Records excerpted from a collection:
++++

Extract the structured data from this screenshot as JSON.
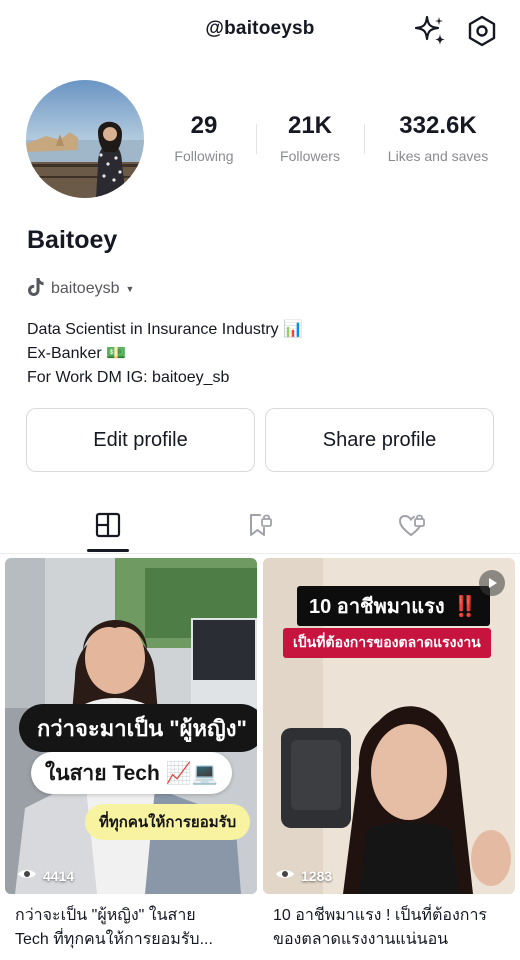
{
  "header": {
    "username": "@baitoeysb"
  },
  "profile": {
    "display_name": "Baitoey",
    "handle": "baitoeysb",
    "stats": [
      {
        "value": "29",
        "label": "Following"
      },
      {
        "value": "21K",
        "label": "Followers"
      },
      {
        "value": "332.6K",
        "label": "Likes and saves"
      }
    ],
    "bio": [
      "Data Scientist in Insurance Industry 📊",
      "Ex-Banker 💵",
      "For Work DM IG: baitoey_sb"
    ]
  },
  "buttons": {
    "edit": "Edit profile",
    "share": "Share profile"
  },
  "videos": [
    {
      "views": "4414",
      "overlay": {
        "line1": "กว่าจะมาเป็น \"ผู้หญิง\"",
        "line2": "ในสาย Tech 📈💻",
        "line3": "ที่ทุกคนให้การยอมรับ"
      },
      "title_lines": [
        "กว่าจะเป็น \"ผู้หญิง\" ในสาย",
        "Tech ที่ทุกคนให้การยอมรับ..."
      ]
    },
    {
      "views": "1283",
      "overlay": {
        "headline": "10 อาชีพมาแรง",
        "headline_emoji": "‼️",
        "subline": "เป็นที่ต้องการของตลาดแรงงาน"
      },
      "title_lines": [
        "10 อาชีพมาแรง ! เป็นที่ต้องการ",
        "ของตลาดแรงงานแน่นอน"
      ]
    }
  ],
  "colors": {
    "text": "#161823",
    "muted": "#8a8b91",
    "accent_red": "#c7143f",
    "yellow": "#f8f3a0"
  }
}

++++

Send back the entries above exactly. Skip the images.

**Response area**
Extract the structured data from this screenshot as JSON.
{
  "header": {
    "username": "@baitoeysb"
  },
  "profile": {
    "display_name": "Baitoey",
    "handle": "baitoeysb",
    "stats": [
      {
        "value": "29",
        "label": "Following"
      },
      {
        "value": "21K",
        "label": "Followers"
      },
      {
        "value": "332.6K",
        "label": "Likes and saves"
      }
    ],
    "bio": [
      "Data Scientist in Insurance Industry 📊",
      "Ex-Banker 💵",
      "For Work DM IG: baitoey_sb"
    ]
  },
  "buttons": {
    "edit": "Edit profile",
    "share": "Share profile"
  },
  "videos": [
    {
      "views": "4414",
      "overlay": {
        "line1": "กว่าจะมาเป็น \"ผู้หญิง\"",
        "line2": "ในสาย Tech 📈💻",
        "line3": "ที่ทุกคนให้การยอมรับ"
      },
      "title_lines": [
        "กว่าจะเป็น \"ผู้หญิง\" ในสาย",
        "Tech ที่ทุกคนให้การยอมรับ..."
      ]
    },
    {
      "views": "1283",
      "overlay": {
        "headline": "10 อาชีพมาแรง",
        "headline_emoji": "‼️",
        "subline": "เป็นที่ต้องการของตลาดแรงงาน"
      },
      "title_lines": [
        "10 อาชีพมาแรง ! เป็นที่ต้องการ",
        "ของตลาดแรงงานแน่นอน"
      ]
    }
  ],
  "colors": {
    "text": "#161823",
    "muted": "#8a8b91",
    "accent_red": "#c7143f",
    "yellow": "#f8f3a0"
  }
}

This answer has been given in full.